The analytic process is intended to bring these factors, both personal and collective, into consciousness, allowing the individual to see more clearly what forces are at play in his or her life. In addition to active imagination and other symbolic processes such as sand tray work, analytical psychology continues the tradition of dream interpretation, as a part of the analytic process. Unlike classical psychoanalysis, however, Jung viewed the dream as focused on the individual’s current circumstances and the course of development going forward. Implicit in Jung’s understanding of is the sense of a telos, or goal toward which one’s life can be directed. The role of the analyst is to help facilitate the individuation process and accompany the analysand on his or her personal journey. Using many of the concepts of psychoanalysis, such as transference and countertransference, but adding characteristically Jungian concepts such as active imagination, the analyst and the analysand work collaboratively to explore and enlarge the analysand’s experience and understanding of their life, and its relation to the deep structures of the psyche.

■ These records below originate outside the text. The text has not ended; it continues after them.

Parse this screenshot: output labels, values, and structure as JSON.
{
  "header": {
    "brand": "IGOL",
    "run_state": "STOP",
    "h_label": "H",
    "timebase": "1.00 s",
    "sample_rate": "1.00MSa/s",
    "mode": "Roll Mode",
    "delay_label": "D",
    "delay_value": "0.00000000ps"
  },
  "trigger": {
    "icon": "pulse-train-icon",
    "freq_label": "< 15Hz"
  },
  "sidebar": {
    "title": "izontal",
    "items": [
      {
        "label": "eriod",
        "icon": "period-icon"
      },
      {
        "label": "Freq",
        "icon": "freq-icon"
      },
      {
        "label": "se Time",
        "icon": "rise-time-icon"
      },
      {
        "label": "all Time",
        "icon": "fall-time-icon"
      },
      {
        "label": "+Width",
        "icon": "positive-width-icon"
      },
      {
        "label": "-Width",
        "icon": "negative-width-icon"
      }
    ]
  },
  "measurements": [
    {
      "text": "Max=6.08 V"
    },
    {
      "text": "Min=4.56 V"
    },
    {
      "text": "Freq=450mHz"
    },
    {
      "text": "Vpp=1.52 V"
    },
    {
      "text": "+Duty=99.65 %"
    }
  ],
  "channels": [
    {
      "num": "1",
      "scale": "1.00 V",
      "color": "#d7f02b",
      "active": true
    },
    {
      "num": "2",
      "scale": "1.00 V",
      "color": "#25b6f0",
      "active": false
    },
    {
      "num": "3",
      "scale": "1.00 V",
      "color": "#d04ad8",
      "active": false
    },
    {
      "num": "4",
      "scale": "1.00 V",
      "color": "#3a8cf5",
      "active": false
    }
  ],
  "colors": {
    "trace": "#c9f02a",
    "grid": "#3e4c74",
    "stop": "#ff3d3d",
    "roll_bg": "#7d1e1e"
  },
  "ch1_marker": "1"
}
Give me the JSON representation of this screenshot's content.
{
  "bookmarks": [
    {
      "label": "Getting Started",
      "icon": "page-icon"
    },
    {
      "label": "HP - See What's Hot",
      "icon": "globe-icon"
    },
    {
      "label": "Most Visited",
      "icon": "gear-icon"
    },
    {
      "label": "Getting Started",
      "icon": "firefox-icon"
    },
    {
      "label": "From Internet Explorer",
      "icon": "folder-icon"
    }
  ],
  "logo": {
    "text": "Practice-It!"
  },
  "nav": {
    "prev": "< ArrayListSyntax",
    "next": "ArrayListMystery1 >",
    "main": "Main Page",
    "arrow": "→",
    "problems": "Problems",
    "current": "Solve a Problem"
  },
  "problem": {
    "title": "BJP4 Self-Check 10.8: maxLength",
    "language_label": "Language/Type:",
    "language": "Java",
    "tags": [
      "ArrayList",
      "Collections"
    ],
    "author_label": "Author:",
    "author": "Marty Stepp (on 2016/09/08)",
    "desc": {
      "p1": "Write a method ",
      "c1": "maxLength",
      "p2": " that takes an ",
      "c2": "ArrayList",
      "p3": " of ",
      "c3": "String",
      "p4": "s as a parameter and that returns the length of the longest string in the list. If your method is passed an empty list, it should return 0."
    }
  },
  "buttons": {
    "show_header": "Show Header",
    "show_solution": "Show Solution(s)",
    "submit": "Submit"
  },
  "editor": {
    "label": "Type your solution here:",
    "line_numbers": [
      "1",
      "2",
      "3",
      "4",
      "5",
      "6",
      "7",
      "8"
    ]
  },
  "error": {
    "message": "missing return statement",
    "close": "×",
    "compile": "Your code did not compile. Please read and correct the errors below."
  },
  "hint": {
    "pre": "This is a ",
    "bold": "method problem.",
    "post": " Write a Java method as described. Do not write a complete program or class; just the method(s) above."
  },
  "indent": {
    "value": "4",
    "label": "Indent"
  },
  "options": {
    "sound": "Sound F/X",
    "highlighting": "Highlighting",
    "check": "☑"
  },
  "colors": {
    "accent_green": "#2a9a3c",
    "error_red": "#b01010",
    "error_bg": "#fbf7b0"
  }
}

George Hogenson is a Jungian analyst in private practice in Chicago. He earned the Ph.D. in philosophy from Yale University, an MA in clinical social work from the University of Chicago, and the Diploma in Analytical Psychology from the C. G. Jung Institute of Chicago. He is the past President of the Chicago Society of Jungian Analysts, and past Vice President of the International Association for Analytical Psychology. He has published widely on the history and theory of Analytical Psychology, and lectures regularly in the United States, Europe, and Asia.